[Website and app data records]
· · ·
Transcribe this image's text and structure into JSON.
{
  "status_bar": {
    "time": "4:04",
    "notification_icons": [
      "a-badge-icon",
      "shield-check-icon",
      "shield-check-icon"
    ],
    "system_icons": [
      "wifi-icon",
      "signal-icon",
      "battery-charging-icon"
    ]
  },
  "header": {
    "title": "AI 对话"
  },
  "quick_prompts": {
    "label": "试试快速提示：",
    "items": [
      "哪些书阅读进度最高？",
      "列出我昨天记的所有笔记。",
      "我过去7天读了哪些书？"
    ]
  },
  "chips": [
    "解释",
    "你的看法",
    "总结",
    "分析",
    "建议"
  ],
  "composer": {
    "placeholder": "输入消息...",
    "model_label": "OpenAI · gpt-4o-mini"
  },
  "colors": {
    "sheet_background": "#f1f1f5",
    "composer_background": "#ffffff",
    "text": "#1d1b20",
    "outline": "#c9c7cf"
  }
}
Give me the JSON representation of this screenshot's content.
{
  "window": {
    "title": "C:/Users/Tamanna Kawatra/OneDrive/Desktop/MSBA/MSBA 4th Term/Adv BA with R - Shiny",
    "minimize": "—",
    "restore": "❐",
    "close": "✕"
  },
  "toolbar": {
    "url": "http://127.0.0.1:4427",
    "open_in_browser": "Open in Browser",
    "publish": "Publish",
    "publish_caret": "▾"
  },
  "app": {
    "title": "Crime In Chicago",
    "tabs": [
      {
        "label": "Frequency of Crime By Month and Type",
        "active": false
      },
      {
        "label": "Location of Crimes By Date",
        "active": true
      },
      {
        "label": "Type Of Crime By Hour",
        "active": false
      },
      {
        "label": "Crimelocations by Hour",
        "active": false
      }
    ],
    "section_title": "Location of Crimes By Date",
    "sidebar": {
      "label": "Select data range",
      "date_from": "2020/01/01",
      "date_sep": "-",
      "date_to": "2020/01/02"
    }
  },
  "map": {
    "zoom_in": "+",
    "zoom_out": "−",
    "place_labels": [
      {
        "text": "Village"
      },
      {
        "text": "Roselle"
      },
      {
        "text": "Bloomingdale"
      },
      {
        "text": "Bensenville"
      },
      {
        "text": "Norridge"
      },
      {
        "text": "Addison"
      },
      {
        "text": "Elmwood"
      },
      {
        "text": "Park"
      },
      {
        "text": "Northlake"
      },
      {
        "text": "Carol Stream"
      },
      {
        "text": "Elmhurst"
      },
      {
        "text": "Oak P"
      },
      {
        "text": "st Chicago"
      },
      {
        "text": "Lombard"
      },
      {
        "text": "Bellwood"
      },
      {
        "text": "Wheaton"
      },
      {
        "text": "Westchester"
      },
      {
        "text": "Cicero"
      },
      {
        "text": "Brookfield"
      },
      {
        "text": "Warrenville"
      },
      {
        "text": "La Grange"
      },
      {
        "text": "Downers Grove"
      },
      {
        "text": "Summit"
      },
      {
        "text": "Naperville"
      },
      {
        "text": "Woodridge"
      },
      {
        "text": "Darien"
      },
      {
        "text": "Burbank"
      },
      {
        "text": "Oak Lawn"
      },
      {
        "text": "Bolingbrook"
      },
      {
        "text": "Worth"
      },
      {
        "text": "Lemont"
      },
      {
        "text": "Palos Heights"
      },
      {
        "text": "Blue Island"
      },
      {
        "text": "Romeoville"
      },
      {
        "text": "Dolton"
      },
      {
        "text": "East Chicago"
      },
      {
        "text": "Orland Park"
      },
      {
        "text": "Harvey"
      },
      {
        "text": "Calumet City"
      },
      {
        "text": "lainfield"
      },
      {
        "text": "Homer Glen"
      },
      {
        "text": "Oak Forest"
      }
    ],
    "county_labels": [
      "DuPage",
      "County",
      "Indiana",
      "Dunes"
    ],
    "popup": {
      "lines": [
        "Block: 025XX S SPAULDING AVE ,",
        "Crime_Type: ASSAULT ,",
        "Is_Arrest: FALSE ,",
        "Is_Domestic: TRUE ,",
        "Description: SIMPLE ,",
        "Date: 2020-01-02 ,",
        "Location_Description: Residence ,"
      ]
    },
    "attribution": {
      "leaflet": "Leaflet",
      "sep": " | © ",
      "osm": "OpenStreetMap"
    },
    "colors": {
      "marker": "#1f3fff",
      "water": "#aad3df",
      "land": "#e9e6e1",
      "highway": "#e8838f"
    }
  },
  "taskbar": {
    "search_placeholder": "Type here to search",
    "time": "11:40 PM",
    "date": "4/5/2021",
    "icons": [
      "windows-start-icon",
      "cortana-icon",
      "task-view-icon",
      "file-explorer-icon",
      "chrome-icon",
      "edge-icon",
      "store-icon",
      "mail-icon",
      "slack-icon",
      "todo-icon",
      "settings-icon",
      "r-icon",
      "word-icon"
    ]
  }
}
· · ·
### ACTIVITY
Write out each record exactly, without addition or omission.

### TASK RESULT
Transcribe this image's text and structure into JSON.
{
  "status_bar": {
    "time": "4:04",
    "notification_icons": [
      "a-badge-icon",
      "shield-check-icon",
      "shield-check-icon"
    ],
    "system_icons": [
      "wifi-icon",
      "signal-icon",
      "battery-charging-icon"
    ]
  },
  "header": {
    "title": "AI 对话"
  },
  "quick_prompts": {
    "label": "试试快速提示：",
    "items": [
      "哪些书阅读进度最高？",
      "列出我昨天记的所有笔记。",
      "我过去7天读了哪些书？"
    ]
  },
  "chips": [
    "解释",
    "你的看法",
    "总结",
    "分析",
    "建议"
  ],
  "composer": {
    "placeholder": "输入消息...",
    "model_label": "OpenAI · gpt-4o-mini"
  },
  "colors": {
    "sheet_background": "#f1f1f5",
    "composer_background": "#ffffff",
    "text": "#1d1b20",
    "outline": "#c9c7cf"
  }
}
Give me the JSON representation of this screenshot's content.
{
  "window": {
    "title": "C:/Users/Tamanna Kawatra/OneDrive/Desktop/MSBA/MSBA 4th Term/Adv BA with R - Shiny",
    "minimize": "—",
    "restore": "❐",
    "close": "✕"
  },
  "toolbar": {
    "url": "http://127.0.0.1:4427",
    "open_in_browser": "Open in Browser",
    "publish": "Publish",
    "publish_caret": "▾"
  },
  "app": {
    "title": "Crime In Chicago",
    "tabs": [
      {
        "label": "Frequency of Crime By Month and Type",
        "active": false
      },
      {
        "label": "Location of Crimes By Date",
        "active": true
      },
      {
        "label": "Type Of Crime By Hour",
        "active": false
      },
      {
        "label": "Crimelocations by Hour",
        "active": false
      }
    ],
    "section_title": "Location of Crimes By Date",
    "sidebar": {
      "label": "Select data range",
      "date_from": "2020/01/01",
      "date_sep": "-",
      "date_to": "2020/01/02"
    }
  },
  "map": {
    "zoom_in": "+",
    "zoom_out": "−",
    "place_labels": [
      {
        "text": "Village"
      },
      {
        "text": "Roselle"
      },
      {
        "text": "Bloomingdale"
      },
      {
        "text": "Bensenville"
      },
      {
        "text": "Norridge"
      },
      {
        "text": "Addison"
      },
      {
        "text": "Elmwood"
      },
      {
        "text": "Park"
      },
      {
        "text": "Northlake"
      },
      {
        "text": "Carol Stream"
      },
      {
        "text": "Elmhurst"
      },
      {
        "text": "Oak P"
      },
      {
        "text": "st Chicago"
      },
      {
        "text": "Lombard"
      },
      {
        "text": "Bellwood"
      },
      {
        "text": "Wheaton"
      },
      {
        "text": "Westchester"
      },
      {
        "text": "Cicero"
      },
      {
        "text": "Brookfield"
      },
      {
        "text": "Warrenville"
      },
      {
        "text": "La Grange"
      },
      {
        "text": "Downers Grove"
      },
      {
        "text": "Summit"
      },
      {
        "text": "Naperville"
      },
      {
        "text": "Woodridge"
      },
      {
        "text": "Darien"
      },
      {
        "text": "Burbank"
      },
      {
        "text": "Oak Lawn"
      },
      {
        "text": "Bolingbrook"
      },
      {
        "text": "Worth"
      },
      {
        "text": "Lemont"
      },
      {
        "text": "Palos Heights"
      },
      {
        "text": "Blue Island"
      },
      {
        "text": "Romeoville"
      },
      {
        "text": "Dolton"
      },
      {
        "text": "East Chicago"
      },
      {
        "text": "Orland Park"
      },
      {
        "text": "Harvey"
      },
      {
        "text": "Calumet City"
      },
      {
        "text": "lainfield"
      },
      {
        "text": "Homer Glen"
      },
      {
        "text": "Oak Forest"
      }
    ],
    "county_labels": [
      "DuPage",
      "County",
      "Indiana",
      "Dunes"
    ],
    "popup": {
      "lines": [
        "Block: 025XX S SPAULDING AVE ,",
        "Crime_Type: ASSAULT ,",
        "Is_Arrest: FALSE ,",
        "Is_Domestic: TRUE ,",
        "Description: SIMPLE ,",
        "Date: 2020-01-02 ,",
        "Location_Description: Residence ,"
      ]
    },
    "attribution": {
      "leaflet": "Leaflet",
      "sep": " | © ",
      "osm": "OpenStreetMap"
    },
    "colors": {
      "marker": "#1f3fff",
      "water": "#aad3df",
      "land": "#e9e6e1",
      "highway": "#e8838f"
    }
  },
  "taskbar": {
    "search_placeholder": "Type here to search",
    "time": "11:40 PM",
    "date": "4/5/2021",
    "icons": [
      "windows-start-icon",
      "cortana-icon",
      "task-view-icon",
      "file-explorer-icon",
      "chrome-icon",
      "edge-icon",
      "store-icon",
      "mail-icon",
      "slack-icon",
      "todo-icon",
      "settings-icon",
      "r-icon",
      "word-icon"
    ]
  }
}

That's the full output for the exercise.